The trade secrets legislation in Finland is currently under construction. The Ministry of Economic Affairs and Employment received a report 18.10.2017 from the working party on the national implementation of the Trade Secrets Directive ((EU) 2016/943, the “Directive”). The report proposes the enactment of a new act on trade secrets, the Trade Secrets Act (fin. liikesalaisuuslaki), which would include provisions on the definition of a trade secret and on the unlawful acquisition and use of trade secrets. In addition, the aim is to improve the legal remedies of the trade secret holder by, inter alia, extending the holder’s right for compensations.
The proposed definition of a trade secret states, that a trade secret means information that is not generally known or readily accessible and that has commercial value because of its secrecy. Furthermore, in order such information to be a trade secret, the person lawfully in control of the information must have taken reasonable measures to keep the information secret.
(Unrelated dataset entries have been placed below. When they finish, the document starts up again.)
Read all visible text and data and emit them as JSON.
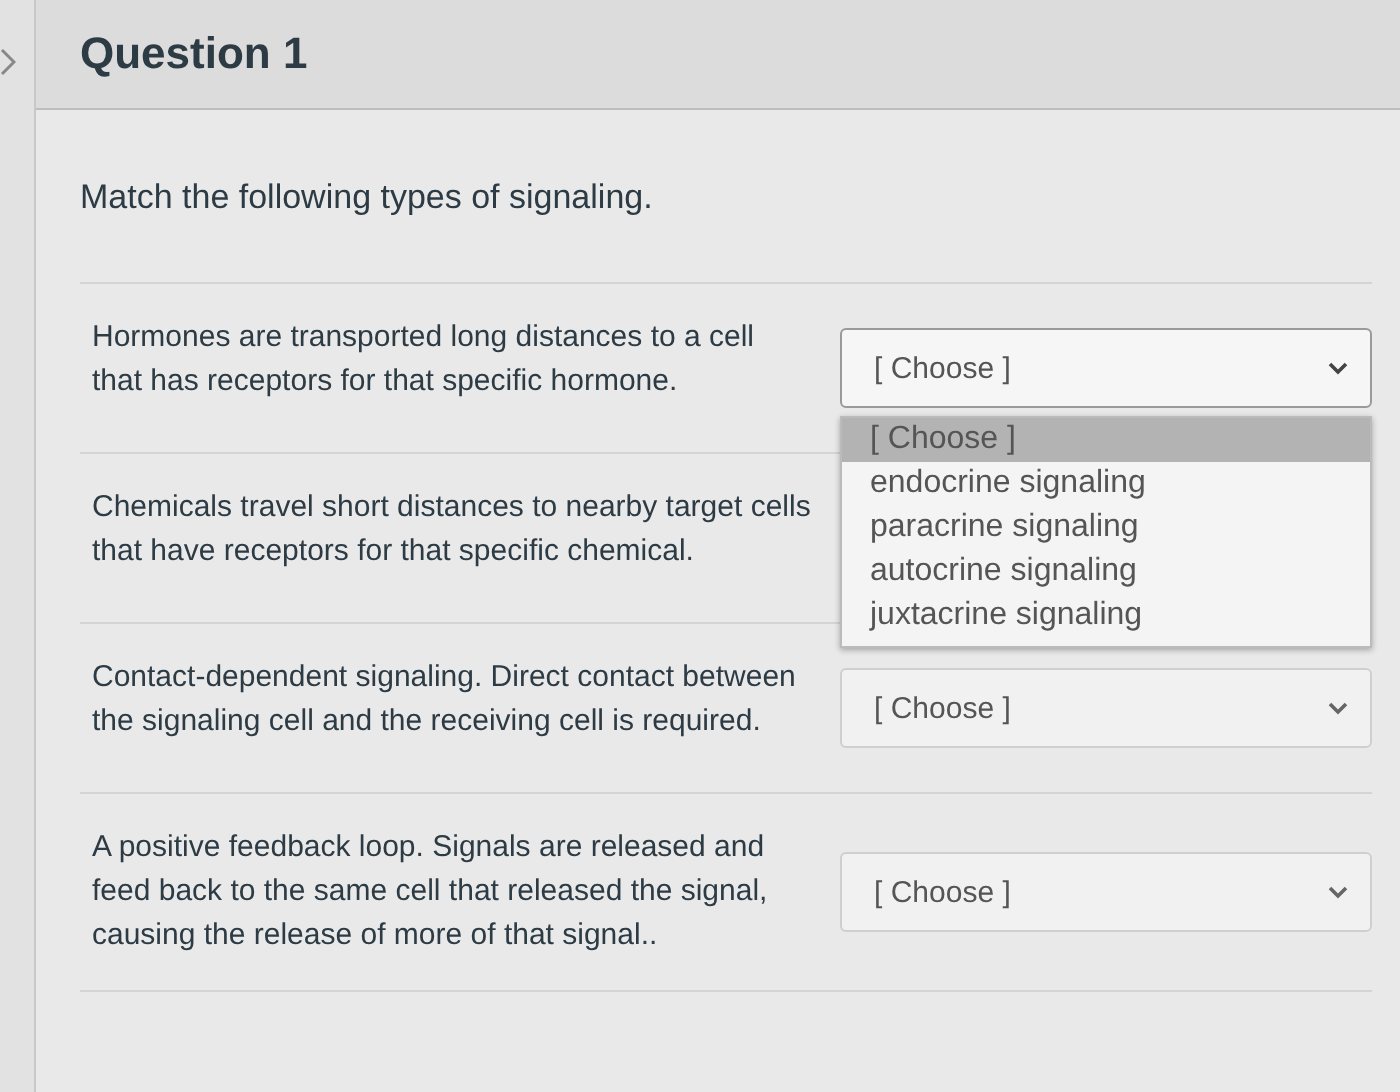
{
  "question": {
    "title": "Question 1",
    "prompt": "Match the following types of signaling."
  },
  "rows": [
    {
      "statement": "Hormones are transported long distances to a cell that has receptors for that specific hormone.",
      "answer": {
        "value": "[ Choose ]",
        "expanded": true,
        "options": [
          {
            "label": "[ Choose ]",
            "selected": true
          },
          {
            "label": "endocrine signaling",
            "selected": false
          },
          {
            "label": "paracrine signaling",
            "selected": false
          },
          {
            "label": "autocrine signaling",
            "selected": false
          },
          {
            "label": "juxtacrine signaling",
            "selected": false
          }
        ]
      }
    },
    {
      "statement": "Chemicals travel short distances to nearby target cells that have receptors for that specific chemical."
    },
    {
      "statement": "Contact-dependent signaling. Direct contact between the signaling cell and the receiving cell is required.",
      "answer": {
        "value": "[ Choose ]",
        "expanded": false
      }
    },
    {
      "statement": "A positive feedback loop. Signals are released and feed back to the same cell that released the signal, causing the release of more of that signal..",
      "answer": {
        "value": "[ Choose ]",
        "expanded": false
      }
    }
  ]
}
The proposed Act also sets forth the permissible ways to obtain trade secrets, such as situations where the trade secret has been independently created or invented. For example, it would be permissible to acquire the trade secret by legally obtaining a product and figuring out the trade secret by testing or examining the product. The basic idea behind the legislation is that acquiring a trade secret in a way that is not contrary to the fair business practices shall be considered permissible. Moreover, disclosing a trade secret, for example, due to a severe threat to health, could be seen as permissible.
There are some remarkable improvements on the remedies of the trade secret holder. In future, the Court could, for example, order a product that infringes a trade secrect to be withdrawn from the markets. The report also proposes that the new law should include a provision regarding damages and that the compensation for damages would cover the total loss in full when the infringement has been deliberate or negligent. The aim is that after the trade secrect holder that has suffered damage has been compensated, the holder’s financial situation would be the same as it was before the infringement.
As stated above, the report contains several changes to the current legislation. The proposed changes are expected to enter into force at the latest on 9 June 2018, which is the deadline for the implementation of the Directive.
Companies can enchance the protection of their trade secrets by contractual arrangements. This is recommendable for most companies, since the protection under the current legislation is defective. The new legislation will improve the protection but regardless of this progress, NDAs and non-disclousure clauses are still needed in commercial and employment contracts.
Tommi Härmä, counsel
Onni Rostila, lawyer